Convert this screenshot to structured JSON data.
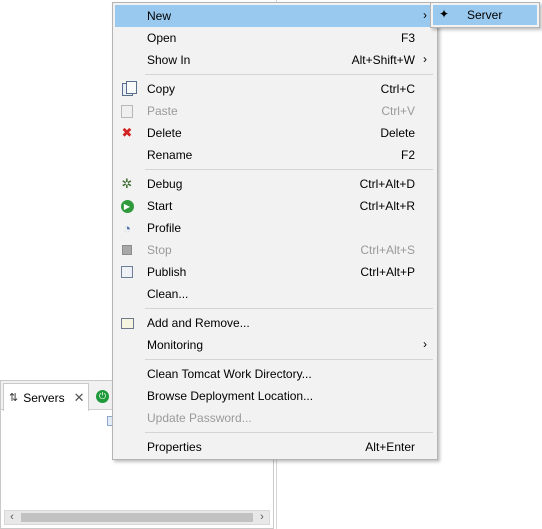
{
  "servers_view": {
    "tab_label": "Servers",
    "tab_icon": "servers-view-icon",
    "close_icon": "close-icon",
    "start_icon": "start-server-icon"
  },
  "context_menu": {
    "items": [
      {
        "label": "New",
        "shortcut": "",
        "submenu": true,
        "icon": "",
        "disabled": false,
        "highlighted": true
      },
      {
        "label": "Open",
        "shortcut": "F3",
        "submenu": false,
        "icon": "",
        "disabled": false
      },
      {
        "label": "Show In",
        "shortcut": "Alt+Shift+W",
        "submenu": true,
        "icon": "",
        "disabled": false
      },
      {
        "label": "Copy",
        "shortcut": "Ctrl+C",
        "submenu": false,
        "icon": "copy-icon",
        "disabled": false
      },
      {
        "label": "Paste",
        "shortcut": "Ctrl+V",
        "submenu": false,
        "icon": "paste-icon",
        "disabled": true
      },
      {
        "label": "Delete",
        "shortcut": "Delete",
        "submenu": false,
        "icon": "delete-icon",
        "disabled": false
      },
      {
        "label": "Rename",
        "shortcut": "F2",
        "submenu": false,
        "icon": "",
        "disabled": false
      },
      {
        "label": "Debug",
        "shortcut": "Ctrl+Alt+D",
        "submenu": false,
        "icon": "debug-icon",
        "disabled": false
      },
      {
        "label": "Start",
        "shortcut": "Ctrl+Alt+R",
        "submenu": false,
        "icon": "start-icon",
        "disabled": false
      },
      {
        "label": "Profile",
        "shortcut": "",
        "submenu": false,
        "icon": "profile-icon",
        "disabled": false
      },
      {
        "label": "Stop",
        "shortcut": "Ctrl+Alt+S",
        "submenu": false,
        "icon": "stop-icon",
        "disabled": true
      },
      {
        "label": "Publish",
        "shortcut": "Ctrl+Alt+P",
        "submenu": false,
        "icon": "publish-icon",
        "disabled": false
      },
      {
        "label": "Clean...",
        "shortcut": "",
        "submenu": false,
        "icon": "",
        "disabled": false
      },
      {
        "label": "Add and Remove...",
        "shortcut": "",
        "submenu": false,
        "icon": "add-remove-icon",
        "disabled": false
      },
      {
        "label": "Monitoring",
        "shortcut": "",
        "submenu": true,
        "icon": "",
        "disabled": false
      },
      {
        "label": "Clean Tomcat Work Directory...",
        "shortcut": "",
        "submenu": false,
        "icon": "",
        "disabled": false
      },
      {
        "label": "Browse Deployment Location...",
        "shortcut": "",
        "submenu": false,
        "icon": "",
        "disabled": false
      },
      {
        "label": "Update Password...",
        "shortcut": "",
        "submenu": false,
        "icon": "",
        "disabled": true
      },
      {
        "label": "Properties",
        "shortcut": "Alt+Enter",
        "submenu": false,
        "icon": "",
        "disabled": false
      }
    ],
    "submenu_arrow": "›"
  },
  "new_submenu": {
    "items": [
      {
        "label": "Server",
        "icon": "new-server-icon",
        "highlighted": true
      }
    ]
  },
  "colors": {
    "highlight": "#99c9ef",
    "menu_bg": "#f2f2f2",
    "disabled_text": "#9a9a9a",
    "delete_red": "#d22222",
    "start_green": "#2e9a3c"
  }
}
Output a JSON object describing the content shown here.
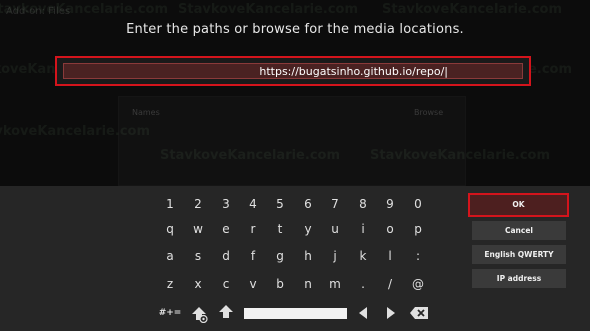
{
  "background": {
    "breadcrumb": "Add-on: Files",
    "left_label": "Names",
    "right_label": "Browse",
    "watermark": "StavkoveKancelarie.com"
  },
  "dialog": {
    "heading": "Enter the paths or browse for the media locations.",
    "input_value": "https://bugatsinho.github.io/repo/|"
  },
  "keyboard": {
    "rows": [
      [
        "1",
        "2",
        "3",
        "4",
        "5",
        "6",
        "7",
        "8",
        "9",
        "0"
      ],
      [
        "q",
        "w",
        "e",
        "r",
        "t",
        "y",
        "u",
        "i",
        "o",
        "p"
      ],
      [
        "a",
        "s",
        "d",
        "f",
        "g",
        "h",
        "j",
        "k",
        "l",
        ":"
      ],
      [
        "z",
        "x",
        "c",
        "v",
        "b",
        "n",
        "m",
        ".",
        "/",
        "@"
      ]
    ],
    "symbols_label": "#+="
  },
  "side_buttons": {
    "ok": "OK",
    "cancel": "Cancel",
    "layout": "English QWERTY",
    "ip": "IP address"
  },
  "colors": {
    "focus_border": "#d4141c",
    "keyboard_bg": "#262626",
    "button_bg": "#3a3a3a"
  }
}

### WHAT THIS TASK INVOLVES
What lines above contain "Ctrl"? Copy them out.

### RESPONSE TO THE TASK
        "shortcut": "Ctrl+C",
        "shortcut": "Ctrl+V",
        "shortcut": "Ctrl+Alt+D",
        "shortcut": "Ctrl+Alt+R",
        "shortcut": "Ctrl+Alt+S",
        "shortcut": "Ctrl+Alt+P",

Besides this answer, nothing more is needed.